Irantzu Serrano-Mendioroz, Ana Sampedro, Naroa Serna, Rafael Enríquez de Salamanca, Arantza Sanz-Parra, Fernando Corrales, Pedro Berraondo, Oscar Millet, Antonio Fontanellas

Research output: Contribution to journalArticleResearchpeer-review

16 Citations (Scopus)

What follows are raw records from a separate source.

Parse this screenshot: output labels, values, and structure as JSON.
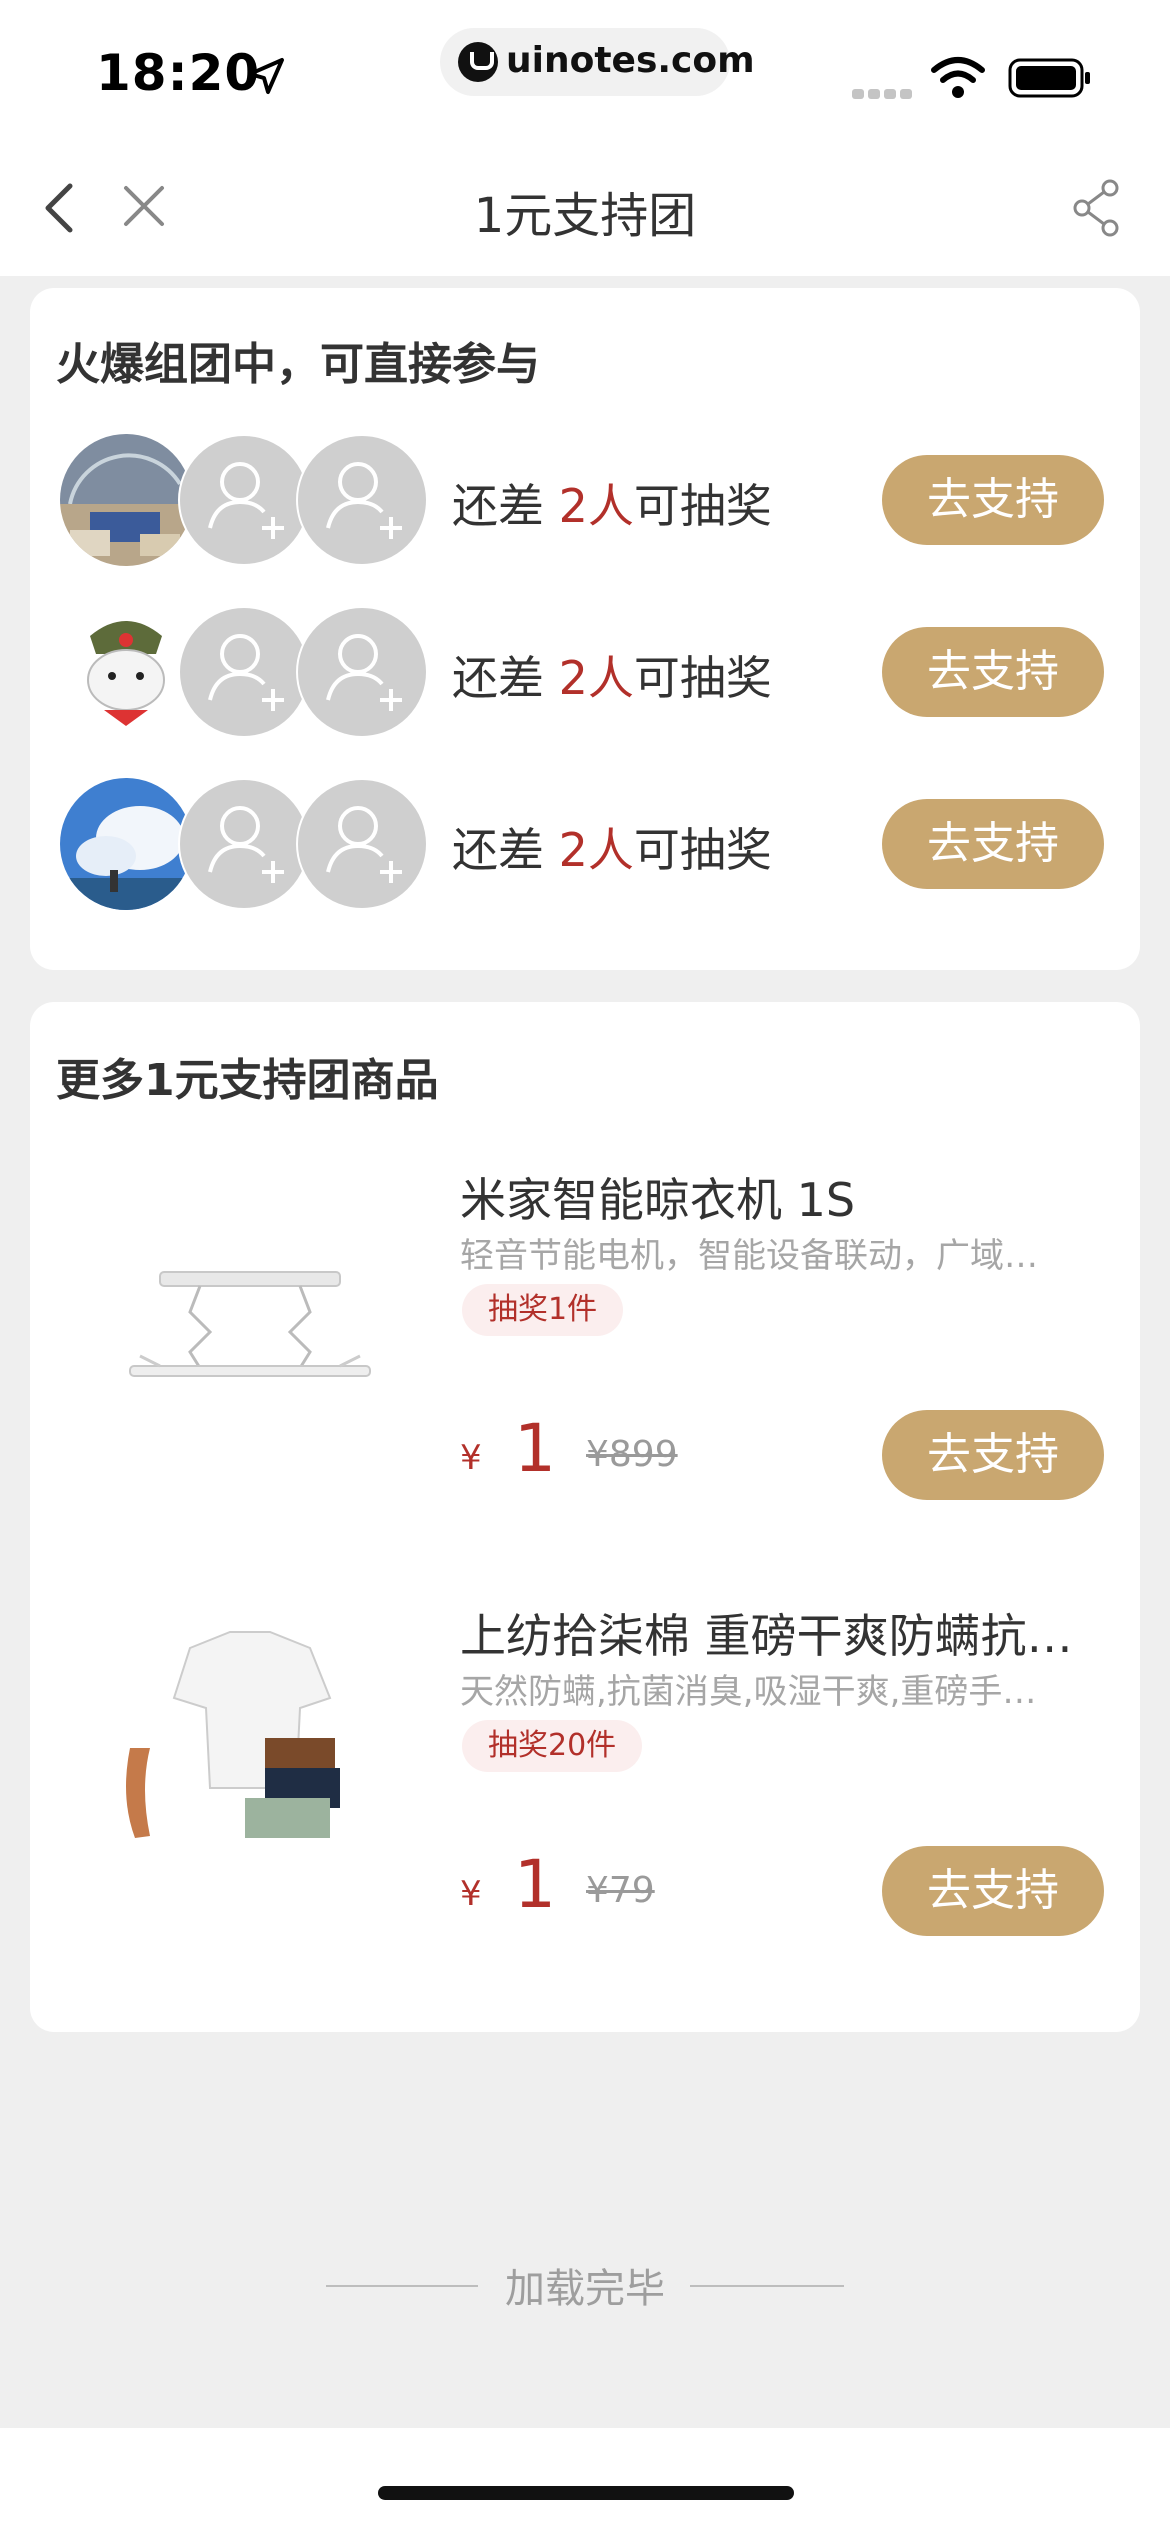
{
  "status_bar": {
    "time": "18:20",
    "url": "uinotes.com"
  },
  "nav": {
    "title": "1元支持团"
  },
  "groups_section": {
    "title": "火爆组团中，可直接参与",
    "rows": [
      {
        "prefix": "还差 ",
        "count": "2人",
        "suffix": "可抽奖",
        "button": "去支持"
      },
      {
        "prefix": "还差 ",
        "count": "2人",
        "suffix": "可抽奖",
        "button": "去支持"
      },
      {
        "prefix": "还差 ",
        "count": "2人",
        "suffix": "可抽奖",
        "button": "去支持"
      }
    ]
  },
  "products_section": {
    "title": "更多1元支持团商品",
    "items": [
      {
        "name": "米家智能晾衣机 1S",
        "desc": "轻音节能电机，智能设备联动，广域…",
        "tag": "抽奖1件",
        "currency": "¥",
        "price": "1",
        "original_price": "¥899",
        "button": "去支持"
      },
      {
        "name": "上纺拾柒棉 重磅干爽防螨抗…",
        "desc": "天然防螨,抗菌消臭,吸湿干爽,重磅手…",
        "tag": "抽奖20件",
        "currency": "¥",
        "price": "1",
        "original_price": "¥79",
        "button": "去支持"
      }
    ]
  },
  "footer": {
    "text": "加载完毕"
  },
  "colors": {
    "accent": "#c9a770",
    "price": "#b2302a",
    "background": "#efefef"
  }
}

© The Author(s) 2018. Published by Oxford University Press. All rights reserved. A first-in-human gene therapy trial using a recombinant adeno-associated viral (rAAV) vector for acute intermittent porphyria (AIP) reveals that higher doses would be required to reach therapeutic levels of the porphobilinogen deaminase (PBGD) transgene. We developed a hyperfunctional PBGD protein to improve the therapeutic index without increasing vector dose. A consensus protein sequence from 12 mammal species was compared to the human PBGD sequence, and eight amino acids were selected. I291M and N340S variants showed the highest increase in enzymatic activity when expressed in prokaryotic and eukaryotic systems. In silico analysis indicates that isoleucine 291 to methionine and asparagine 340 to serine variants did not affect the active site of the enzyme. In vitro analysis indicated a synergistic interaction between these two substitutions that improve kinetic stability. Finally, full protection against a phenobarbital-induced attack was achieved in AIP mice after the administration of 1 × 10 11 gc/kg of rAAV2/8-PBGD-I291M/N340S vector; three times lower than the dose required to achieve full protection with the control rAAV2/8-hPBGD vector. In conclusion, we have developed and characterized a hyperfunctional PBGD protein. The inclusion of this variant sequence in a rAAV2/8 vector allows the effective dose to be lowered in AIP mice.
Original languageEnglish
Pages (from-to)3688-3696
JournalHuman Molecular Genetics
Issue number21
Publication statusPublished - 1 Jan 2018


Dive into the research topics of 'Bioengineered PBGD variant improves the therapeutic index of gene therapy vectors for acute intermittent porphyria'. Together they form a unique fingerprint.

Cite this